There was a post earlier today, in which a friend ask (begged) to know how the three seashells are used.
For those who don't know, the three seashells are what replaced toilet paper in the future in the 1993 Sylvester Stallone film, Demolition Man. The main character expresses confusion about the seashells and all the future-people giggle and comment on how he doesn't know how to use them. But it is never revealed how they are used.
24 years later, people are still trying to figure it out. Demolition Man was a good movie, but not great, so why is it that a throw-away entertainment flick has this effect?
Like a crappy cliffhanger ending, people are left wondering about something that should have been neatly tied up in the course of the plot. It isn't a big thing, but it's the thing that can make or break the perception of a work. It happens the same way when a TV show is cancelled too soon, or a sci-fi franchise makes up a technology that they don't adequately explain.
It's the reason authors need to research so much for small details. If we get them wrong, we risk creating the three seashells.
People remember Demolition Man, in part, because of the seashells. But it isn't a good way to remember it. We remember that there was this simple thing that probably wasn't supposed to be answered, or answerable, and the thing left us hanging.

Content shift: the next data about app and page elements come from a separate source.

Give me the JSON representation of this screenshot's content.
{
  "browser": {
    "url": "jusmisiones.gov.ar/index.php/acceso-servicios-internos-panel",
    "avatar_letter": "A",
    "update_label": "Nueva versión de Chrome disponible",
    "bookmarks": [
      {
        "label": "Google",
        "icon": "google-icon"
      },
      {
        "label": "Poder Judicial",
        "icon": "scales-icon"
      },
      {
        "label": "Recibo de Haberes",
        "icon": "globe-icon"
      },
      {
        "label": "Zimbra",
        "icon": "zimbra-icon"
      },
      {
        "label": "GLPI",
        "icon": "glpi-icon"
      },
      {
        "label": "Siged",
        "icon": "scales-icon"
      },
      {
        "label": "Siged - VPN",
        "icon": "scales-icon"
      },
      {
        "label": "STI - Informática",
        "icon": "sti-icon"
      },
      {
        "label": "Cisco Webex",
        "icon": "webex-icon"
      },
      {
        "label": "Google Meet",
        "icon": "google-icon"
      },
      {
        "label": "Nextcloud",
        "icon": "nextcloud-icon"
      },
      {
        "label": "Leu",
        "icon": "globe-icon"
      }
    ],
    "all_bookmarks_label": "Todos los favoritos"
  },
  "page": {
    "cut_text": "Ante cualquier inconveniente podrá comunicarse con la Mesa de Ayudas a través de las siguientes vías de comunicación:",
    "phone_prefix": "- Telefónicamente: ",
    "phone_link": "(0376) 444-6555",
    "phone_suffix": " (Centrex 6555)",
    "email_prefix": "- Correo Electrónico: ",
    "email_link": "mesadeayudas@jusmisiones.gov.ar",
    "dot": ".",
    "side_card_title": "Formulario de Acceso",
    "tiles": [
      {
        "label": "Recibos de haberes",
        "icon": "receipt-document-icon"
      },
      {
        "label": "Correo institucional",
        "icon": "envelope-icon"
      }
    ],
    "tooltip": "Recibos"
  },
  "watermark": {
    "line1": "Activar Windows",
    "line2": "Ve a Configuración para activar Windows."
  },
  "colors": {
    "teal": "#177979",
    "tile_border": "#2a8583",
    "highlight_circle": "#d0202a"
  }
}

The seashells stole the movie away from the action (decent), speculation about the future (ironic), commentary on society (way deeper than it should have been), and more.
Instead of being lost to time or gaining a cult following for the symbolism, it is reduced to a question: What about those damn seashells?
You don't want your hard work remembered because of a bathroom joke gone wrong, do you?